What to work on: Only the lines with the string "title" are needed; return each of them from the entries below.

══════

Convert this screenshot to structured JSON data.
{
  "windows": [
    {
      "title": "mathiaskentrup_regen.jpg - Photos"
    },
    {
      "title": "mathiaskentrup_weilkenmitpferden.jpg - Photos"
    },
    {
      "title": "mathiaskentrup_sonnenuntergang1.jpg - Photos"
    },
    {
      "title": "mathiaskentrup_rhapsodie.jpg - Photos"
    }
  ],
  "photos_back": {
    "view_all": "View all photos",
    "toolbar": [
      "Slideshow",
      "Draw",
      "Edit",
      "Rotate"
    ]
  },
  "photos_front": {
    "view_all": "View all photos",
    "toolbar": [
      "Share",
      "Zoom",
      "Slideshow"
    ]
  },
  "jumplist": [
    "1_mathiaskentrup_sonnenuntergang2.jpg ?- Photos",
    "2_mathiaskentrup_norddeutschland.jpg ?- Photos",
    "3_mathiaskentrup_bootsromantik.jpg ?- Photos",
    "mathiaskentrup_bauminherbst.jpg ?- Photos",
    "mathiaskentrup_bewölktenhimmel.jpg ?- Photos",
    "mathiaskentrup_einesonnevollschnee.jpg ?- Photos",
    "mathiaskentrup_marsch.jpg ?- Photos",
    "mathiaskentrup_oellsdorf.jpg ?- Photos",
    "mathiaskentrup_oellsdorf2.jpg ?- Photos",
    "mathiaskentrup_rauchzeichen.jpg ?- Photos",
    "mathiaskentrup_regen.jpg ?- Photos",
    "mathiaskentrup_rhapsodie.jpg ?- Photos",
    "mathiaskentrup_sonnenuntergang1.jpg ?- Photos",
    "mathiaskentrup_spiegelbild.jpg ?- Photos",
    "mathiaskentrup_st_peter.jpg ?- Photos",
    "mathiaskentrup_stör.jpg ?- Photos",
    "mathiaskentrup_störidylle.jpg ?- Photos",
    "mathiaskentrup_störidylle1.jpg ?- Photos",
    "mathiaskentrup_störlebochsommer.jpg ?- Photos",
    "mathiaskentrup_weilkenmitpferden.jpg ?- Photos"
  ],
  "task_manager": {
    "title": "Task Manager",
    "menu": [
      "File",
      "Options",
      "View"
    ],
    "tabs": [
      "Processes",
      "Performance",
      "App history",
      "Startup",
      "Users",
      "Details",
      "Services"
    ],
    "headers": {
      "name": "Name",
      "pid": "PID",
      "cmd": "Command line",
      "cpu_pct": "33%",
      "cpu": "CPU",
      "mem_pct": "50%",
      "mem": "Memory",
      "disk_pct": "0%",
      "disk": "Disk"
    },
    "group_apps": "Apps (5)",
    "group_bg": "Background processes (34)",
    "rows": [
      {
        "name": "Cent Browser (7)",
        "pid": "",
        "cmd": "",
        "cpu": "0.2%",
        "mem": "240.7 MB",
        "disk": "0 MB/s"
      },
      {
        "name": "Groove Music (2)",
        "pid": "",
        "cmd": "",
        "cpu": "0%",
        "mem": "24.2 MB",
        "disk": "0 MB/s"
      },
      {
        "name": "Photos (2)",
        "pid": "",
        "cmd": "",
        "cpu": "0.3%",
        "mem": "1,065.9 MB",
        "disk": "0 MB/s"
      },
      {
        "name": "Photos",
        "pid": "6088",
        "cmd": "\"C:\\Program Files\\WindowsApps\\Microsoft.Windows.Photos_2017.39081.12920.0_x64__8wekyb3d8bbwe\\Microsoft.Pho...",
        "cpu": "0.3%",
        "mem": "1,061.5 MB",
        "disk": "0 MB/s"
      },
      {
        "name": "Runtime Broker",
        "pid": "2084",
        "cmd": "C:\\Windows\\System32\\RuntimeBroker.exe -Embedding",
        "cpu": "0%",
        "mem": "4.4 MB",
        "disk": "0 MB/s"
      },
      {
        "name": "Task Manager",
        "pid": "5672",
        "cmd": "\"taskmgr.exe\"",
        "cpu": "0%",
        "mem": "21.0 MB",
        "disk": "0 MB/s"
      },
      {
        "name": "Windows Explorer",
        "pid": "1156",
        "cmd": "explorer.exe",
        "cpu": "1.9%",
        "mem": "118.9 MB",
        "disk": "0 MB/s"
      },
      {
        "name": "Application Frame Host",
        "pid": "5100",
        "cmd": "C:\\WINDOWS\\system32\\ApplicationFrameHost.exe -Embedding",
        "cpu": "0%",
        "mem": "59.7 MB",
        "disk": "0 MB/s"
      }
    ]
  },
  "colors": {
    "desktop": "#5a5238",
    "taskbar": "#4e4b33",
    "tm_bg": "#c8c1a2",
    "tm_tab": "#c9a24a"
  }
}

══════

Exercise result:
      "title": "mathiaskentrup_regen.jpg - Photos"
      "title": "mathiaskentrup_weilkenmitpferden.jpg - Photos"
      "title": "mathiaskentrup_sonnenuntergang1.jpg - Photos"
      "title": "mathiaskentrup_rhapsodie.jpg - Photos"
    "title": "Task Manager",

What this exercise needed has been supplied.